#### Data provided:
####################

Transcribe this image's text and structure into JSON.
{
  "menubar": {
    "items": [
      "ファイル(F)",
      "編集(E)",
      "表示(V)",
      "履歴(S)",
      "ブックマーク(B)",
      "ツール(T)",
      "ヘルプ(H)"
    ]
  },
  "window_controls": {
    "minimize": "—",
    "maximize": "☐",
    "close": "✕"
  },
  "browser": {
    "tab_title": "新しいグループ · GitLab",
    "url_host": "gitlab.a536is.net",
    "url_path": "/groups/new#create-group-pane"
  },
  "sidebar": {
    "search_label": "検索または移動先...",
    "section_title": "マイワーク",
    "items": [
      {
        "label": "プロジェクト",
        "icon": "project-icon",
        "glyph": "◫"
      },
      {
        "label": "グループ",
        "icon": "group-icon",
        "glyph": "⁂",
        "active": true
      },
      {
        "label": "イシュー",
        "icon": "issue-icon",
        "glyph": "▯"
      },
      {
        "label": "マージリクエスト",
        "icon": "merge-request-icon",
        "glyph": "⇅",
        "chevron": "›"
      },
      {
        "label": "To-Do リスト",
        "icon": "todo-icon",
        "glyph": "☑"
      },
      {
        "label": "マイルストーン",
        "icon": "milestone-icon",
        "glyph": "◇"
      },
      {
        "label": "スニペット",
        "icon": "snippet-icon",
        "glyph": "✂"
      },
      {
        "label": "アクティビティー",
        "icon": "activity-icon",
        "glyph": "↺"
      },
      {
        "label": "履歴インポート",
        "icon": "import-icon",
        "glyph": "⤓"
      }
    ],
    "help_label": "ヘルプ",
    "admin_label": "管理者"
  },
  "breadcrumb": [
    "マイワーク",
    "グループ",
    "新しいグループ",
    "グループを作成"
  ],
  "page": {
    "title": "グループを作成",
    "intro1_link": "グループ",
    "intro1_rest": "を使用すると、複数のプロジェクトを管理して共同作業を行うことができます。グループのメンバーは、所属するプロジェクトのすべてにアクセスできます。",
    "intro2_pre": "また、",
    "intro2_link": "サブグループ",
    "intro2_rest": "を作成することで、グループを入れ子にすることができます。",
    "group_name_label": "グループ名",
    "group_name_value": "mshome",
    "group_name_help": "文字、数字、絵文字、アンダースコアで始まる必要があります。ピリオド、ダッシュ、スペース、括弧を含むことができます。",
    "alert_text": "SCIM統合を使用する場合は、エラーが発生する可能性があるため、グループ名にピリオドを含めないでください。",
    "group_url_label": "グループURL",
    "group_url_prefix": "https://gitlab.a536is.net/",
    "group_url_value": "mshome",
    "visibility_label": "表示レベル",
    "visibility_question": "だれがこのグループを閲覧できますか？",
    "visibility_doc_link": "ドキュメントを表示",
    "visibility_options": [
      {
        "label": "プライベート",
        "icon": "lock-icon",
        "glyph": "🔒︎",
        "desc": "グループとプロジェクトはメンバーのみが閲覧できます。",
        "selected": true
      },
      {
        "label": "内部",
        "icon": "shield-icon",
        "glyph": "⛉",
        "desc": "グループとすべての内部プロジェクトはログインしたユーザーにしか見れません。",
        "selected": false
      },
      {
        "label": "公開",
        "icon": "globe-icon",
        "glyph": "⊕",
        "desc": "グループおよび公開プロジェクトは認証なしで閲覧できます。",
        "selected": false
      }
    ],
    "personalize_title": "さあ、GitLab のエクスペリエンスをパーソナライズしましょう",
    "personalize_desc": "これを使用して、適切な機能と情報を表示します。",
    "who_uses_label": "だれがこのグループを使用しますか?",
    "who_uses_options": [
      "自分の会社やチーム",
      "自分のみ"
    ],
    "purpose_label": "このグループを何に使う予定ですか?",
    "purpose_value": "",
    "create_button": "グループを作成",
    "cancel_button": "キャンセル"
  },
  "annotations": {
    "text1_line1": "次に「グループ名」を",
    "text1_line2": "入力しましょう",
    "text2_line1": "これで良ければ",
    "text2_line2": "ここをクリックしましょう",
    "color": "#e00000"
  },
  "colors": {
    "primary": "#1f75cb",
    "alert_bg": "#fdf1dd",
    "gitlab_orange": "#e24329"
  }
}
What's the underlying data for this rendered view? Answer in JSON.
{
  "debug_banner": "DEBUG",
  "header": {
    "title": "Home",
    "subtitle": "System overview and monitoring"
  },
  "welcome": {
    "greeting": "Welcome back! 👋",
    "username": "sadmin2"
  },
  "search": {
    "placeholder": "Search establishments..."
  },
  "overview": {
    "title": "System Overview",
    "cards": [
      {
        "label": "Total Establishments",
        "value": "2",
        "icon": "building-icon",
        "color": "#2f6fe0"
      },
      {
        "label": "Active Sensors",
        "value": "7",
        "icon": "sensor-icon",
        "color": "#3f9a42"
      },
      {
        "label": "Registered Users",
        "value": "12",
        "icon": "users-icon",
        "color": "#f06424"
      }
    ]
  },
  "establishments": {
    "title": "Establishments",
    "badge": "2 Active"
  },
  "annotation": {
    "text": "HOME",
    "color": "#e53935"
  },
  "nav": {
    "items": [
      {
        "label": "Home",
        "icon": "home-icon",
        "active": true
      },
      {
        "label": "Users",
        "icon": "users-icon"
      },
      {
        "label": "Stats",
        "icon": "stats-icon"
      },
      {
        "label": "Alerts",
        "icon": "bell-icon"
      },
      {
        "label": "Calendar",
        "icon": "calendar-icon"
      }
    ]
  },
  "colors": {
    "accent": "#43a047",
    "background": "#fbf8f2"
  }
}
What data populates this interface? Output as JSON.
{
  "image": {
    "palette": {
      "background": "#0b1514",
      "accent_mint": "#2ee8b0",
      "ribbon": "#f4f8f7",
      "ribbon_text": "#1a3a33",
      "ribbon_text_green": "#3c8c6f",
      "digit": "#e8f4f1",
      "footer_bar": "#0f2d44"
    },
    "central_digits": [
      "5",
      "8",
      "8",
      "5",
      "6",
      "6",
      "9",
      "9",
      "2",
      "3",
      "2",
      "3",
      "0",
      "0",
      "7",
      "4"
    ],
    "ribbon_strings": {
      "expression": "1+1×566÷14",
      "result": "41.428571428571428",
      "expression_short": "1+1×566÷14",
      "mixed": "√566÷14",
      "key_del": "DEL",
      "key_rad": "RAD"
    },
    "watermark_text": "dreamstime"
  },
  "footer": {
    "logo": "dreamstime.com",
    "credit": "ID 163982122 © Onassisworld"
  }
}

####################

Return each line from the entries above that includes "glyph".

#### Written response:
        "glyph": "◫"
        "glyph": "⁂",
        "glyph": "▯"
        "glyph": "⇅",
        "glyph": "☑"
        "glyph": "◇"
        "glyph": "✂"
        "glyph": "↺"
        "glyph": "⤓"
        "glyph": "🔒︎",
        "glyph": "⛉",
        "glyph": "⊕",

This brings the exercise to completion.